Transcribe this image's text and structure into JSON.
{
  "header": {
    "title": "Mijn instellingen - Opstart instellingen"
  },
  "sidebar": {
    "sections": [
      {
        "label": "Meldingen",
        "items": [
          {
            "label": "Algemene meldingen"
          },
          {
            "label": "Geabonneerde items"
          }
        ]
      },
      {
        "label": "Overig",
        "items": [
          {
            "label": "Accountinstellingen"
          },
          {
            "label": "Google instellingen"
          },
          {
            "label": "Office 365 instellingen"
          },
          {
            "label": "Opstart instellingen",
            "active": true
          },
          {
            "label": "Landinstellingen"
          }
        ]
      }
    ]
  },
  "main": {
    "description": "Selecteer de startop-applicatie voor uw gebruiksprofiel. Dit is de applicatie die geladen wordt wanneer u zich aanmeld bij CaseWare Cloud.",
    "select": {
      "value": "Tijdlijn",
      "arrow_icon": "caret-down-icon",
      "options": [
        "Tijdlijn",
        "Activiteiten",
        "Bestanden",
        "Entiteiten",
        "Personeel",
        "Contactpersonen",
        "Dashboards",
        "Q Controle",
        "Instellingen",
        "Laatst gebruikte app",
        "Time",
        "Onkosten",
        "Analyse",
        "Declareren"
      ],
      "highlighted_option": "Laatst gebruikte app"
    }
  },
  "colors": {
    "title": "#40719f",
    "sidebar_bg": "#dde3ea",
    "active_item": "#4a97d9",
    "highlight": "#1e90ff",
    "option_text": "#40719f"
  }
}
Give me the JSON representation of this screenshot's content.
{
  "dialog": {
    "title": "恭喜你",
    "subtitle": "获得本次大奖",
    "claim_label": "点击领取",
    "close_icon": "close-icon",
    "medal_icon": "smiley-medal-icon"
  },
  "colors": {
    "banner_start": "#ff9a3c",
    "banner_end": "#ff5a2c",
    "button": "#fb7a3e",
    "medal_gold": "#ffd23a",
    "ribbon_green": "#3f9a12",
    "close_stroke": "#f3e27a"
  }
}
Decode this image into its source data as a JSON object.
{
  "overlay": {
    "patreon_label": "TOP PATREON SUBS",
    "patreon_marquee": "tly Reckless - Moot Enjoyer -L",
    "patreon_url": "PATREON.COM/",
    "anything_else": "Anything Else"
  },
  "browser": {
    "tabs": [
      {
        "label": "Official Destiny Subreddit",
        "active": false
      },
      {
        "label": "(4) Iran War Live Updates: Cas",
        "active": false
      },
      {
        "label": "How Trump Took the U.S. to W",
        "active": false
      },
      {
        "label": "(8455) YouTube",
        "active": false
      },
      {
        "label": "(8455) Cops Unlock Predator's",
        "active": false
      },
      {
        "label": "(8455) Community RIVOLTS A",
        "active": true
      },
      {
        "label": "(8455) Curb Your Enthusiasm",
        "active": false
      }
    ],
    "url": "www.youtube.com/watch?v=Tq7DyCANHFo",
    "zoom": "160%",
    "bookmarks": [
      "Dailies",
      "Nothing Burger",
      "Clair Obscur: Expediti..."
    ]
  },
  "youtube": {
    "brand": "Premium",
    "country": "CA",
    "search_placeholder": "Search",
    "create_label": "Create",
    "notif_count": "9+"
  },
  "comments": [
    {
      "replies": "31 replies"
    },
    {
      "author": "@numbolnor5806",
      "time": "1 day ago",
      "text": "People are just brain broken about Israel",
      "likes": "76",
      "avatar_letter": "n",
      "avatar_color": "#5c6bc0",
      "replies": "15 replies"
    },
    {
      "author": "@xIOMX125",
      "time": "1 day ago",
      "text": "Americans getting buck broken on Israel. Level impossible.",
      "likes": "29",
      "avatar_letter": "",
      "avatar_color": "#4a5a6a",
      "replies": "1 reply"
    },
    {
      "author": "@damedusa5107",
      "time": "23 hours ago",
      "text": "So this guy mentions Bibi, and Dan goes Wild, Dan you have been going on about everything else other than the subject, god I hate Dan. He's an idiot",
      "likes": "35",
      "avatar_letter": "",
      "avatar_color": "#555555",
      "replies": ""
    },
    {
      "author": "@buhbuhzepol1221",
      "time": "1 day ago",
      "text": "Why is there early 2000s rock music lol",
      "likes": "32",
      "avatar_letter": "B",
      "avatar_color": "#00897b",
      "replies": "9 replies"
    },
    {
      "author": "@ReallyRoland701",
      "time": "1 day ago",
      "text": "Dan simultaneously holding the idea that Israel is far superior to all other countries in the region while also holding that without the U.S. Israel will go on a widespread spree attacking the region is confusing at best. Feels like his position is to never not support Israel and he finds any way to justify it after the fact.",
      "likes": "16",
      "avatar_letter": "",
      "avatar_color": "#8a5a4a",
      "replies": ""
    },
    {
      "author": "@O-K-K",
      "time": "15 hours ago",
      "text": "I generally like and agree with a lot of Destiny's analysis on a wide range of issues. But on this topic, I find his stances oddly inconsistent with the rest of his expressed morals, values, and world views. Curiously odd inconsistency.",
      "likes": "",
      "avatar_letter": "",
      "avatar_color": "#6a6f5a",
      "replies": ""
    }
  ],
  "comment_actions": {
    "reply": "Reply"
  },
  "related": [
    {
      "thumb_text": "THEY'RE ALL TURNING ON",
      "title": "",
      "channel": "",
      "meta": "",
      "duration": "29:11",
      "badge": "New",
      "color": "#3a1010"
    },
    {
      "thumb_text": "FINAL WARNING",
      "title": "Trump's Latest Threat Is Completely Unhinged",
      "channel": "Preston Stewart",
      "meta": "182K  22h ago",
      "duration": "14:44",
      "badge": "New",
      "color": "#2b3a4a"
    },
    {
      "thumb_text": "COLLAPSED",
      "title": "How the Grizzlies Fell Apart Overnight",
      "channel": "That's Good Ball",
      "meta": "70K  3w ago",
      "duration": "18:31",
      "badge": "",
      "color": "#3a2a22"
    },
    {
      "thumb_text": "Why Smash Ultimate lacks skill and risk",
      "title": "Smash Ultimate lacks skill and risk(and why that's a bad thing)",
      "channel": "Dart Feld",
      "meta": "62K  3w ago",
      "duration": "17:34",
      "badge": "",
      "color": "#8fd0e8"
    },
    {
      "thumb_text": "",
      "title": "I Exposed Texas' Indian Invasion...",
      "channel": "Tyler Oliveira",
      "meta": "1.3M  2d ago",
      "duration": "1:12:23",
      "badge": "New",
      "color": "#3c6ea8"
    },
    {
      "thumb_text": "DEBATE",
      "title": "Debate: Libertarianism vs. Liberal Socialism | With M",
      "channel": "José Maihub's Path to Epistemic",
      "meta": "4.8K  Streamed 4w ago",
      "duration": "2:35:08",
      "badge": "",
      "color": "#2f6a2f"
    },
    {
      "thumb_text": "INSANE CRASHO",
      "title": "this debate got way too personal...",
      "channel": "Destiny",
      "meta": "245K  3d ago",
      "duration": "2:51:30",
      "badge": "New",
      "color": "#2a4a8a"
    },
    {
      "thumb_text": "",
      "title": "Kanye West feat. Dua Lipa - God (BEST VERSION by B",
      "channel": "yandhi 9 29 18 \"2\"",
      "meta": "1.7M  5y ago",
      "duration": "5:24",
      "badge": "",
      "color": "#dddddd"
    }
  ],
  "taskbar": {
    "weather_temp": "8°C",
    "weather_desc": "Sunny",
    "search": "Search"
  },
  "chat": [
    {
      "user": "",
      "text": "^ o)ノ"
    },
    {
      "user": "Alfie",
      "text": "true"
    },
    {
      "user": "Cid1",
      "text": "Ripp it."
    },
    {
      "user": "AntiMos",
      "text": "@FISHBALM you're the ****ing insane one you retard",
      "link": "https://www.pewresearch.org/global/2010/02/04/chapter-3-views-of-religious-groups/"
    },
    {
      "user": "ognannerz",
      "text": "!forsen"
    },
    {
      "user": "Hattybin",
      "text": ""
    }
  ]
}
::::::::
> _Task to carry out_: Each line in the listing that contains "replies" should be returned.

> _Exercise answer_:
      "replies": "31 replies"
      "replies": "15 replies"
      "replies": "1 reply"
      "replies": ""
      "replies": "9 replies"
      "replies": ""
      "replies": ""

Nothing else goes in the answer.